“ Is there anyting she can do to reduce the gain?”--->Matter of fact, as long as your sister’s marginal tax bracket is lower than 25% in 2010, your sister doesn’t have to pay any tax, capital gain tax, on her LTCG, $50K; if her marginal tax rate is 25% or more, then she pays 15% CG tax on her $50K LTCG, 15%*$50,000=$7,500 on her 2010 return UNLESS she has capital loss(es). If she sells the residence in 2012, then her CG tax rate will be either 10% or 20%. As she sells the residence in 2010 , she can save $5,000( $0 as long as her marginal tax rate is lower than 255 in 2010 as said above) or $2,500( as long as her marginal tax is lower than 25% in 2010) . If your sister has some stocks at a loss, I am NOT sure if she has, then she can sell the stock to reduce capital gains tax on $50K. Your sister can use this to offset the capital gains made on the sale of her ressidence. After 30 days, she can repurchase that same stock if she wants to avoid WASH- sale provision.

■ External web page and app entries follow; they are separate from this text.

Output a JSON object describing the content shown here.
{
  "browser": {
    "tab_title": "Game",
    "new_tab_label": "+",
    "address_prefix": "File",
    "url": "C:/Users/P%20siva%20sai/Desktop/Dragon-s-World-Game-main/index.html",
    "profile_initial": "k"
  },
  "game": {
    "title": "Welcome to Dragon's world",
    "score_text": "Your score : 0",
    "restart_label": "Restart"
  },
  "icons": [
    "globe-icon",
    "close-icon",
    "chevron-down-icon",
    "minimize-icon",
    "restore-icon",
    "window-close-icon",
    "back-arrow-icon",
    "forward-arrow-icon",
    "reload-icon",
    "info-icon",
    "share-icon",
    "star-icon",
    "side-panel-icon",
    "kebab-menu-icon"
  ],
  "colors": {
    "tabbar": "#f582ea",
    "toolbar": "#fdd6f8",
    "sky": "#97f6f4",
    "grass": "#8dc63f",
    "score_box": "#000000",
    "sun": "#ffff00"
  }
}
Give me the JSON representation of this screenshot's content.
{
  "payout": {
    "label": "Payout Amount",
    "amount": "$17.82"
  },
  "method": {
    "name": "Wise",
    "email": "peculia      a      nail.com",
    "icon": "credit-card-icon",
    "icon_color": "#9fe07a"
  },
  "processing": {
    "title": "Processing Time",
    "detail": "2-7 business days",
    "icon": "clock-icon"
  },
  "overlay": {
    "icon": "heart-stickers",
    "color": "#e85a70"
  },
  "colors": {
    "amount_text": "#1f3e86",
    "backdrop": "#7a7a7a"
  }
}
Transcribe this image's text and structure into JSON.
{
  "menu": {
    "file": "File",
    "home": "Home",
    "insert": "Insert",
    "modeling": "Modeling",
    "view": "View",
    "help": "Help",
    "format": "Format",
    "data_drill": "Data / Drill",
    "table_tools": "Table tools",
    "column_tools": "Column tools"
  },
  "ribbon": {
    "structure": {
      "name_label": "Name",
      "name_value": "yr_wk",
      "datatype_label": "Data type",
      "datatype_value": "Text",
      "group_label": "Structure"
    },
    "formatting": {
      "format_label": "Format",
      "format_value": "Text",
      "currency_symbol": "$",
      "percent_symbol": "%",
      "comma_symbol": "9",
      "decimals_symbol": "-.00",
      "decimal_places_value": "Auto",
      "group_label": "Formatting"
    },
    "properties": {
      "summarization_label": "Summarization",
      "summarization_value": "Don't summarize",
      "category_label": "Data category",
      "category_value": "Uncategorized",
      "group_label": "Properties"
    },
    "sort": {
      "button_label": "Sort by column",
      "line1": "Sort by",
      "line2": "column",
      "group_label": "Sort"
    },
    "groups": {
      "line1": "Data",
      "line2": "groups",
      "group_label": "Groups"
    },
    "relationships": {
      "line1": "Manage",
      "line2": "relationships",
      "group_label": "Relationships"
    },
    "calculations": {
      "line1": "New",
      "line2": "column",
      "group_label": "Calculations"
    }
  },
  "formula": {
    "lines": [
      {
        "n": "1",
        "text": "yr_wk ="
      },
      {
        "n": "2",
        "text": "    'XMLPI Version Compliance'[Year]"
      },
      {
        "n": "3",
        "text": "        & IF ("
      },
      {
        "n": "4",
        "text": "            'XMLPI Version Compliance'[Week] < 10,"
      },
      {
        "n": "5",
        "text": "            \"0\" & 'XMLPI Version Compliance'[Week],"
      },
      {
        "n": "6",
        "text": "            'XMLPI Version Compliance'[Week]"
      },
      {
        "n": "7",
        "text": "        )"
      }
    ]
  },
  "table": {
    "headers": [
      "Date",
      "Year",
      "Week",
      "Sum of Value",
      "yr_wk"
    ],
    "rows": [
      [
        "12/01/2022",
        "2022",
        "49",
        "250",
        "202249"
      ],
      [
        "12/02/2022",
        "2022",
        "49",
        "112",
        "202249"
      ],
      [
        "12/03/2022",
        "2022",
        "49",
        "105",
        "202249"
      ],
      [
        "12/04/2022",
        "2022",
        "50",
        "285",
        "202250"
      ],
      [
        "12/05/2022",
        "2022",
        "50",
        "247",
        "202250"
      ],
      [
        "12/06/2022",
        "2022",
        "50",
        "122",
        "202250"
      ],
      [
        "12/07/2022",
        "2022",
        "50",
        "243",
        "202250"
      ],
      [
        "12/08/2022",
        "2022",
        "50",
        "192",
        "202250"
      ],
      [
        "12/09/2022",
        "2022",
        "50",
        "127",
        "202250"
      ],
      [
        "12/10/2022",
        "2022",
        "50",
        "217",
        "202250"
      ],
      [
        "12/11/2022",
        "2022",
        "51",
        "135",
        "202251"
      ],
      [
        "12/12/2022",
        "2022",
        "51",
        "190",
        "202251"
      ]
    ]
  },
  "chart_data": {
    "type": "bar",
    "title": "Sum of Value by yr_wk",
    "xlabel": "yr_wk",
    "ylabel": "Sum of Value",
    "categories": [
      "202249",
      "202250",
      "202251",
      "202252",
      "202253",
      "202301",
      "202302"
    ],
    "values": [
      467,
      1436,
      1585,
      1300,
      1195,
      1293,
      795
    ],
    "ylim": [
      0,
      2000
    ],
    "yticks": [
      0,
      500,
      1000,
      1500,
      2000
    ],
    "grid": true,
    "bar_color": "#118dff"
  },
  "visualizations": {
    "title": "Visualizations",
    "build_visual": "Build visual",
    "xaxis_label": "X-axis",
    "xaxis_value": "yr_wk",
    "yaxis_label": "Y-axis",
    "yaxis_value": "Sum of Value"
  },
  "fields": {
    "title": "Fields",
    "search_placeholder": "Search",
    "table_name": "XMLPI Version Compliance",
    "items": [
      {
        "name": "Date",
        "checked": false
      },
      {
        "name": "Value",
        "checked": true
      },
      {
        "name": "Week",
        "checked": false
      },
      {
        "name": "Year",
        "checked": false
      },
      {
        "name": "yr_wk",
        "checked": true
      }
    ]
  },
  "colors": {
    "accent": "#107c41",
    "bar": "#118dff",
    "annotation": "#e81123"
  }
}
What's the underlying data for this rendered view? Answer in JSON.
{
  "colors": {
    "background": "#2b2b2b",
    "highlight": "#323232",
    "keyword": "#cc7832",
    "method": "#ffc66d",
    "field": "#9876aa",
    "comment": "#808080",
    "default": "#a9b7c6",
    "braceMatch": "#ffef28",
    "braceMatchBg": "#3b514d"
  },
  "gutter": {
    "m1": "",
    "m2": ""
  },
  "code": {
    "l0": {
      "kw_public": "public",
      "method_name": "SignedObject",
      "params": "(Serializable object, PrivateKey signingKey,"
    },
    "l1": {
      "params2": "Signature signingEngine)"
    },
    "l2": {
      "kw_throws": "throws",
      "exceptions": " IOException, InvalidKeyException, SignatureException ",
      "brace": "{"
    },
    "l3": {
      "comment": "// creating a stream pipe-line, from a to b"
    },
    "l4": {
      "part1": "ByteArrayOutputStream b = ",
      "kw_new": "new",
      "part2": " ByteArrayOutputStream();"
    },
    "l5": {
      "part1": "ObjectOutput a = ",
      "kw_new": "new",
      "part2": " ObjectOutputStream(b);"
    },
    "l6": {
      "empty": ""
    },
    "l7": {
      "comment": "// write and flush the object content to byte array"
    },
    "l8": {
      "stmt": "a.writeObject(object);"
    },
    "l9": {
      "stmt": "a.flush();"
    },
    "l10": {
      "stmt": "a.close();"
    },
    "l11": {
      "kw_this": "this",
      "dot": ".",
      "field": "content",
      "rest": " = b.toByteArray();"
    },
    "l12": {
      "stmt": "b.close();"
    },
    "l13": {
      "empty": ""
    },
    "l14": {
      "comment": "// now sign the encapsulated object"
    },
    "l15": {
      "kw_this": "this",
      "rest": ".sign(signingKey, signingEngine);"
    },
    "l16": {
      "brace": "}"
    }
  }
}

“ Can we use the Non qualified use option. Remember she only lived in the house for 5 months and then kept it for 7ish years so my parents could live there.”---->I don’t think so; in general, nonqualified use is any period during which the property is not used as the principal residence of the taxpayer or spouse. If there is a period of "nonqualified use" after 2008, the portion of your gain allocated to that period won't qualify for the exclusion. Nonqualified use usually reduces the portion of your qualified gain of $250,000($500,000 as MFJ) allocated for the exclusion. I guess your sister can’t meet the condition ( she needs to have lived in the house for at least 24 months in that 5-year period.). In other words, the home must have been her principal residence. Geenrally spwaking, The provision primarily affects people who own vacation homes or rental properties but convert them to a principal residence for a period of at least two years prior to sale. Generally your sister is treated as having qualified use during any period your sister, her spouse or her former spouse, NOT her parents, use the property as a principal residence. However, all other time is treated as a period of nonqualified use, regardless of how the property is being used, or even if it is not being used at all.